MARVIN BELL — . . . The more I have to do—jobs, family, friends—the more I write. Energy produces more energy. And writing, when one is cookin’, is an escape from time. Regardless, I prefer the late hours, and I think they encourage pushing the envelope. And sometimes I write to stamp out my brain. The idea is always to write with abandon. I tend to say yes to whatever comes along.
SANDRA CISNEROS — Yes! Say yes to everything! What’s the worst mistake a writer can make? Thinking too much. Don’t think. It’s not about thinking. You think when you edit. When you create, say yes, yes to everything. When the bell rings and it’s the Jehovah’s Witness folks, answer the door and say yes. The guy at the door might be in your story. Maybe he’ll leave a piece of paper that takes you to the next chapter . . .
T.C. BOYLE — . . . I happened to go to my dentist when I was researching [Talk Talk]. He was divorced and had his eye out for the ladies, and he said, “The most gorgeous woman in the world was sitting in this chair before you, and you know what? She was deaf.” Then he got out the jackhammer and the drill, and I realized that my heroine would be deaf. I began to see the possibilities. If my character were deaf, she’d have a special language, different brain patterns. The deaf from birth are from a different culture, with different brain patterns to make that special language.
DOUG UNGER — I don’t believe that creativity can be lost. It’s possible to write a dull story, or to fail at writing a passage in a longer book, or make a false start. It’s possible to write badly, and I think it’s actually necessary to write badly sometimes in order to write well, that’s just a part of the process. The key is to recognize when one is writing badly, as it is also to know when one is writing well. Hemingway called it a “built-in shit detector”. . .
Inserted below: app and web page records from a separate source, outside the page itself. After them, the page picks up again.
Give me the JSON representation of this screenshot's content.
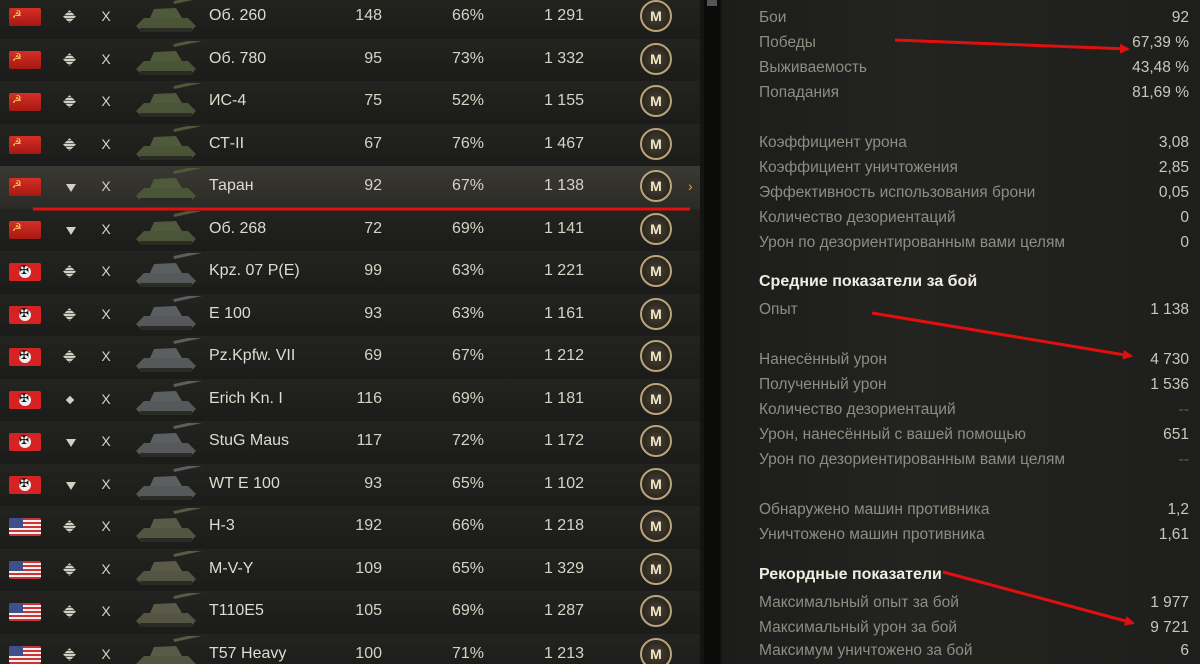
{
  "vehicles": [
    {
      "nation": "ussr",
      "type": "diamond",
      "tier": "X",
      "name": "Об. 260",
      "battles": "148",
      "winrate": "66%",
      "exp": "1 291",
      "badge": "M"
    },
    {
      "nation": "ussr",
      "type": "diamond",
      "tier": "X",
      "name": "Об. 780",
      "battles": "95",
      "winrate": "73%",
      "exp": "1 332",
      "badge": "M"
    },
    {
      "nation": "ussr",
      "type": "diamond",
      "tier": "X",
      "name": "ИС-4",
      "battles": "75",
      "winrate": "52%",
      "exp": "1 155",
      "badge": "M"
    },
    {
      "nation": "ussr",
      "type": "diamond",
      "tier": "X",
      "name": "СТ-II",
      "battles": "67",
      "winrate": "76%",
      "exp": "1 467",
      "badge": "M"
    },
    {
      "nation": "ussr",
      "type": "tri",
      "tier": "X",
      "name": "Таран",
      "battles": "92",
      "winrate": "67%",
      "exp": "1 138",
      "badge": "M",
      "selected": true
    },
    {
      "nation": "ussr",
      "type": "tri",
      "tier": "X",
      "name": "Об. 268",
      "battles": "72",
      "winrate": "69%",
      "exp": "1 141",
      "badge": "M"
    },
    {
      "nation": "germany",
      "type": "diamond",
      "tier": "X",
      "name": "Kpz. 07 P(E)",
      "battles": "99",
      "winrate": "63%",
      "exp": "1 221",
      "badge": "M"
    },
    {
      "nation": "germany",
      "type": "diamond",
      "tier": "X",
      "name": "E 100",
      "battles": "93",
      "winrate": "63%",
      "exp": "1 161",
      "badge": "M"
    },
    {
      "nation": "germany",
      "type": "diamond",
      "tier": "X",
      "name": "Pz.Kpfw. VII",
      "battles": "69",
      "winrate": "67%",
      "exp": "1 212",
      "badge": "M"
    },
    {
      "nation": "germany",
      "type": "small",
      "tier": "X",
      "name": "Erich Kn. I",
      "battles": "116",
      "winrate": "69%",
      "exp": "1 181",
      "badge": "M"
    },
    {
      "nation": "germany",
      "type": "tri",
      "tier": "X",
      "name": "StuG Maus",
      "battles": "117",
      "winrate": "72%",
      "exp": "1 172",
      "badge": "M"
    },
    {
      "nation": "germany",
      "type": "tri",
      "tier": "X",
      "name": "WT E 100",
      "battles": "93",
      "winrate": "65%",
      "exp": "1 102",
      "badge": "M"
    },
    {
      "nation": "usa",
      "type": "diamond",
      "tier": "X",
      "name": "H-3",
      "battles": "192",
      "winrate": "66%",
      "exp": "1 218",
      "badge": "M"
    },
    {
      "nation": "usa",
      "type": "diamond",
      "tier": "X",
      "name": "M-V-Y",
      "battles": "109",
      "winrate": "65%",
      "exp": "1 329",
      "badge": "M"
    },
    {
      "nation": "usa",
      "type": "diamond",
      "tier": "X",
      "name": "T110E5",
      "battles": "105",
      "winrate": "69%",
      "exp": "1 287",
      "badge": "M"
    },
    {
      "nation": "usa",
      "type": "diamond",
      "tier": "X",
      "name": "T57 Heavy",
      "battles": "100",
      "winrate": "71%",
      "exp": "1 213",
      "badge": "M"
    }
  ],
  "selected_arrow": "›",
  "stats": {
    "general": [
      {
        "label": "Бои",
        "value": "92"
      },
      {
        "label": "Победы",
        "value": "67,39 %"
      },
      {
        "label": "Выживаемость",
        "value": "43,48 %"
      },
      {
        "label": "Попадания",
        "value": "81,69 %"
      }
    ],
    "ratios": [
      {
        "label": "Коэффициент урона",
        "value": "3,08"
      },
      {
        "label": "Коэффициент уничтожения",
        "value": "2,85"
      },
      {
        "label": "Эффективность использования брони",
        "value": "0,05"
      },
      {
        "label": "Количество дезориентаций",
        "value": "0"
      },
      {
        "label": "Урон по дезориентированным вами целям",
        "value": "0"
      }
    ],
    "avg_title": "Средние показатели за бой",
    "avg": [
      {
        "label": "Опыт",
        "value": "1 138"
      },
      {
        "label": "Нанесённый урон",
        "value": "4 730"
      },
      {
        "label": "Полученный урон",
        "value": "1 536"
      },
      {
        "label": "Количество дезориентаций",
        "value": "--"
      },
      {
        "label": "Урон, нанесённый с вашей помощью",
        "value": "651"
      },
      {
        "label": "Урон по дезориентированным вами целям",
        "value": "--"
      }
    ],
    "spotting": [
      {
        "label": "Обнаружено машин противника",
        "value": "1,2"
      },
      {
        "label": "Уничтожено машин противника",
        "value": "1,61"
      }
    ],
    "record_title": "Рекордные показатели",
    "record": [
      {
        "label": "Максимальный опыт за бой",
        "value": "1 977"
      },
      {
        "label": "Максимальный урон за бой",
        "value": "9 721"
      },
      {
        "label": "Максимум уничтожено за бой",
        "value": "6"
      }
    ]
  },
  "colors": {
    "annotation": "#e01010",
    "accent": "#e9a623"
  }
}
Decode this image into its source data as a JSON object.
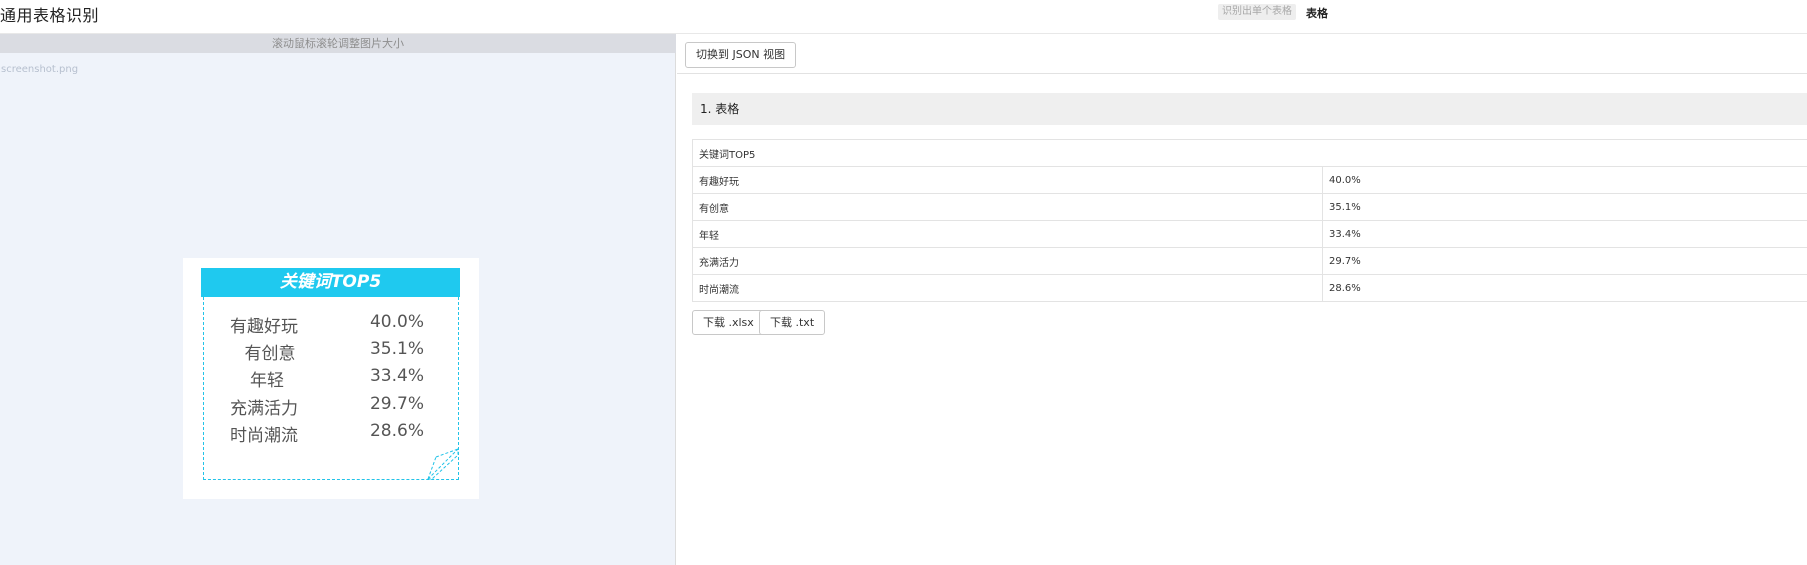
{
  "header": {
    "title": "通用表格识别",
    "hint_badge": "识别出单个表格",
    "mode_label": "表格"
  },
  "left": {
    "zoom_hint": "滚动鼠标滚轮调整图片大小",
    "filename": "screenshot.png",
    "preview": {
      "title": "关键词TOP5",
      "rows": [
        {
          "key": "有趣好玩",
          "value": "40.0%"
        },
        {
          "key": "有创意",
          "value": "35.1%"
        },
        {
          "key": "年轻",
          "value": "33.4%"
        },
        {
          "key": "充满活力",
          "value": "29.7%"
        },
        {
          "key": "时尚潮流",
          "value": "28.6%"
        }
      ]
    }
  },
  "right": {
    "toggle_json_label": "切换到 JSON 视图",
    "section_title": "1. 表格",
    "table": {
      "caption_row": "关键词TOP5",
      "rows": [
        [
          "有趣好玩",
          "40.0%"
        ],
        [
          "有创意",
          "35.1%"
        ],
        [
          "年轻",
          "33.4%"
        ],
        [
          "充满活力",
          "29.7%"
        ],
        [
          "时尚潮流",
          "28.6%"
        ]
      ]
    },
    "download_xlsx_label": "下载 .xlsx",
    "download_txt_label": "下载 .txt"
  },
  "colors": {
    "preview_header": "#1fc9ef",
    "left_bg": "#eff3fa",
    "section_bg": "#efefef"
  }
}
JAYNE ANNE PHILLIPS — . . . Whatever I’m working on has to be extremely compelling to me, so compelling that I can put it down for weeks or months at a time, and pick it up and re-enter it. Of course, I have never stopped thinking about it.
JOHN IRVING — I write last sentences first. I work my way backward from the end of the novel, which is the first thing I know, to what the first chapter should be. By the time I actually write the first sentence, I have a virtual road map of the whole novel—either in notes or in my head. . .
SANDRA CISNEROS — You need to do whatever you can to keep the work going. It helps if you have a trust fund; it helps if you can do without a lot of sleep. But you have to be obsessed; it’s not discipline, but obsession. . .
GORDON MENNENGA — . . . The worst advice I ever got? Mary Lee Settle read two of my stories and said “Don’t write like that.” So how was I supposed to write? Like her, she told me. She wanted these epic-quality novels with lots of symbolism, decorated sentences, southern writing. . . She didn’t like short sentences; she didn’t like explicit writing. She liked subtlety, and the romance of language. I wasn’t into that. I was into Ray Carver kind of writing, I’ll admit it. “A man with two hooks for hands shows up at your house” and that sort of thing.
SANDRA CISNEROS — . . . If I’m in a funk and tired about this book, I’ll write about someone who’s tired. I just use it as a place to go off from, then write it and rework it until it’s beautiful, and then I have this little button. And my job is done. And then the next day I work on another button, and then I put them together and start to see patterns. . .
ALLAN GURGANUS — . . . I go back and forth between my original hand-written first draft and later versions. . . At times I’ve torn it up by the roots, given it a wig then a hair transplant . . .
For me that’s all part of the process, that back and forth, which is probably why I haven’t published as many books as I might have, but I’m very proud of what I’ve put out there.
You can publish a book a year, and you can have a baby every ten months. But pretty soon, you’re having idiots. And, as a loyal mom, you yourself are often the last to know.